Paul Varghese brings 'somewhat smart' comedy
Texas native, Paul Varghese, will take the stage at Grand Valley State University Sept. 25 in what is said to be a one-of-a-kind comedy act. The comedian, who has appeared in several known comedy shows such as NBC’s “Last Comic Standing” and Comedy Central’s “Live at Gotham,” has watched so much stand-up comedy that he knows what has and has not already been done.
“I’m really a stickler on being unique and clever, but still being gut funny,” Varghese said. “A lot of
comedians are more focused on getting a reaction opposed to getting a really good laugh that’s solid
—a unique original laugh. I really try to keep that as my gold standard, and I think that’s what
separates me from a majority of them.”
Unlike others, Varghese does not tell the audience exactly what to laugh at, but rather prefers they fill
in the blanks on their own. In his words, his comedic style could be considered “somewhat smart.”
“It’s not dumb, but I wouldn’t say intelligent because I don’t know what intelligent is,” Varghese said.
“I like to give people a perspective on things that they didn’t have before.”
While making it a point not to make people uncomfortable, his main focus is ethnicity because he is
“It’s kind of like if I have a bullet wound in my head, I would have to talk about it,” Varghese said. “It’s
real, they’ve never seen anything like that, I know that much.”
In terms of who he is, Varghese considers himself a product of many things.
“I’m an Indian kid raised in the south, I’m Christian and I don’t have an accent—one of those four
things always throws people off,” he said. “I’m a normal person. This just happens to be my job.”
When on stage, he said he wants it to feel like he’s just having a conversation with the audience at
Starbucks for an hour.
“It shouldn’t feel like I’m performing, it should feel like there’s a conversation going on between us,”
Varghese said. “So, I’m hoping they dig it—they better dig it.”
Even when he is not talking to a specific person directly, Varghese said he hopes people feel like he’s
just having a discussion that happens to be funny.
“That’s how I am in person, so I just try to channel that same energy when I’m on stage,” he said.
Spotlight Production’s President Hannah Malik said the last time Varghese was at GVSU, students
“Students should expect to laugh at a wide range of jokes,” Malik said. “We want students to leave still
It is the immediate gratification and creative aspect that make the job worth it to him, Varghese said.
He considers the audience his boss because it is the people in the crowd who decide whether or not
his material works or does not.
“I love doing it. I love being able to make people laugh and I’m blessed to be able to do that,”
Varghese said. “It’s going to be a fun time and…it’s not going to be anything that’s going to piss
people off or make people feel awkward.”
The free show will take place at 9 p.m. in the Kirkhof Center’s Grand River Room.

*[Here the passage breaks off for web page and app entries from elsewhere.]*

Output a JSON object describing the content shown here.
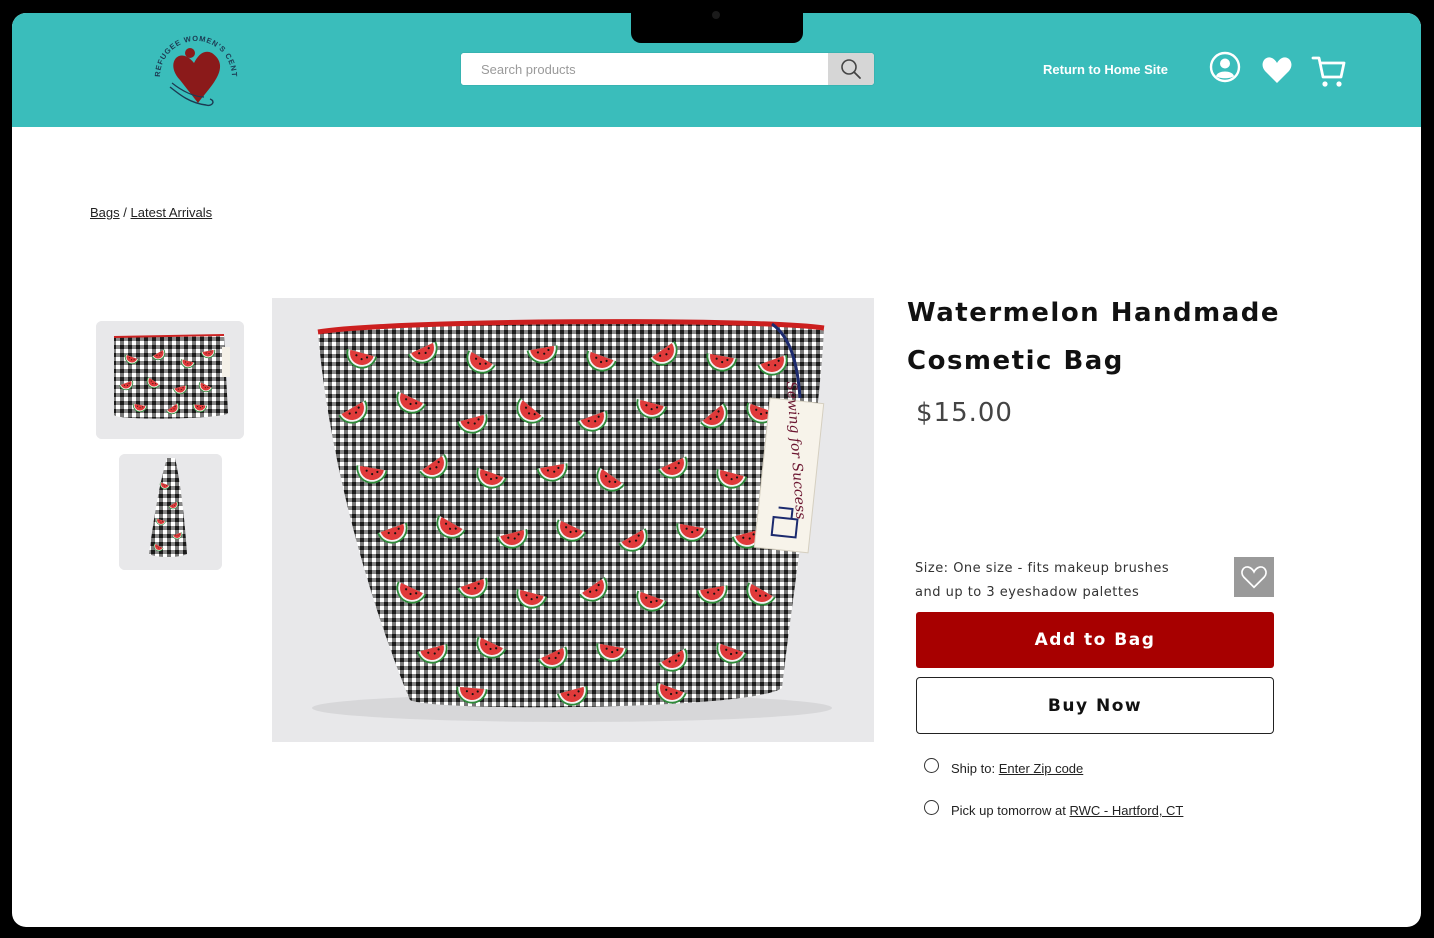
{
  "header": {
    "logo_text": "REFUGEE WOMEN'S CENTER",
    "search_placeholder": "Search products",
    "return_link": "Return to Home Site",
    "icons": [
      "account-icon",
      "heart-icon",
      "cart-icon"
    ],
    "brand_color": "#3abdbb"
  },
  "breadcrumb": {
    "items": [
      "Bags",
      "Latest Arrivals"
    ],
    "separator": "/"
  },
  "gallery": {
    "thumbnails": [
      "front view",
      "side view"
    ],
    "tag_text": "Sewing for Success"
  },
  "product": {
    "title_line1": "Watermelon Handmade",
    "title_line2": "Cosmetic Bag",
    "price": "$15.00",
    "size_line1": "Size: One size - fits makeup brushes",
    "size_line2": "and up to 3 eyeshadow palettes",
    "add_to_bag": "Add to Bag",
    "buy_now": "Buy Now",
    "accent_color": "#a70000"
  },
  "fulfillment": {
    "ship_prefix": "Ship to:",
    "ship_link": "Enter Zip code",
    "pickup_prefix": "Pick up tomorrow at",
    "pickup_link": "RWC - Hartford, CT"
  }
}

For more
information, contact firstname.lastname@example.org.